Brief
Please give all of the data again, character for character, and drop the pictures.

%%

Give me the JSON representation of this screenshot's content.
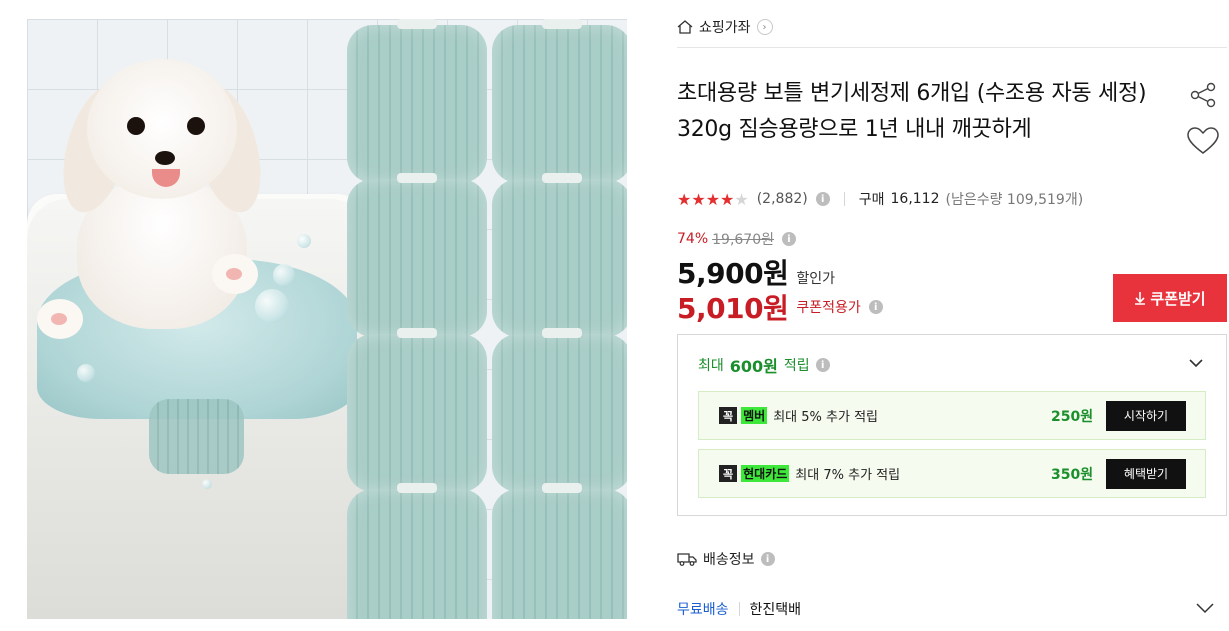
{
  "breadcrumb": {
    "label": "쇼핑가좌"
  },
  "product": {
    "title": "초대용량 보틀 변기세정제 6개입 (수조용 자동 세정) 320g 짐승용량으로 1년 내내 깨끗하게",
    "rating": {
      "stars": 4,
      "max": 5,
      "count_text": "(2,882)"
    },
    "purchases": {
      "label": "구매",
      "count": "16,112",
      "remaining": "(남은수량 109,519개)"
    },
    "discount_pct": "74%",
    "original_price": "19,670원",
    "sale_price": "5,900원",
    "sale_label": "할인가",
    "coupon_price": "5,010원",
    "coupon_label": "쿠폰적용가",
    "coupon_button": "쿠폰받기"
  },
  "rewards": {
    "head_prefix": "최대",
    "head_amount": "600원",
    "head_suffix": "적립",
    "items": [
      {
        "badge": "꼭",
        "highlight": "멤버",
        "desc": "최대 5% 추가 적립",
        "amount": "250원",
        "button": "시작하기"
      },
      {
        "badge": "꼭",
        "highlight": "현대카드",
        "desc": "최대 7% 추가 적립",
        "amount": "350원",
        "button": "혜택받기"
      }
    ]
  },
  "shipping": {
    "title": "배송정보",
    "type": "무료배송",
    "carrier": "한진택배"
  },
  "colors": {
    "accent_red": "#e8323c",
    "price_red": "#c81d25",
    "reward_green": "#1a8f2c",
    "link_blue": "#1a5fd0"
  },
  "icons": [
    "home-icon",
    "chevron-right-icon",
    "share-icon",
    "heart-icon",
    "info-icon",
    "download-icon",
    "chevron-down-icon",
    "truck-icon"
  ]
}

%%

Written response
Give me the JSON representation of this screenshot's content.
{
  "breadcrumb": {
    "label": "쇼핑가좌"
  },
  "product": {
    "title": "초대용량 보틀 변기세정제 6개입 (수조용 자동 세정) 320g 짐승용량으로 1년 내내 깨끗하게",
    "rating": {
      "stars": 4,
      "max": 5,
      "count_text": "(2,882)"
    },
    "purchases": {
      "label": "구매",
      "count": "16,112",
      "remaining": "(남은수량 109,519개)"
    },
    "discount_pct": "74%",
    "original_price": "19,670원",
    "sale_price": "5,900원",
    "sale_label": "할인가",
    "coupon_price": "5,010원",
    "coupon_label": "쿠폰적용가",
    "coupon_button": "쿠폰받기"
  },
  "rewards": {
    "head_prefix": "최대",
    "head_amount": "600원",
    "head_suffix": "적립",
    "items": [
      {
        "badge": "꼭",
        "highlight": "멤버",
        "desc": "최대 5% 추가 적립",
        "amount": "250원",
        "button": "시작하기"
      },
      {
        "badge": "꼭",
        "highlight": "현대카드",
        "desc": "최대 7% 추가 적립",
        "amount": "350원",
        "button": "혜택받기"
      }
    ]
  },
  "shipping": {
    "title": "배송정보",
    "type": "무료배송",
    "carrier": "한진택배"
  },
  "colors": {
    "accent_red": "#e8323c",
    "price_red": "#c81d25",
    "reward_green": "#1a8f2c",
    "link_blue": "#1a5fd0"
  },
  "icons": [
    "home-icon",
    "chevron-right-icon",
    "share-icon",
    "heart-icon",
    "info-icon",
    "download-icon",
    "chevron-down-icon",
    "truck-icon"
  ]
}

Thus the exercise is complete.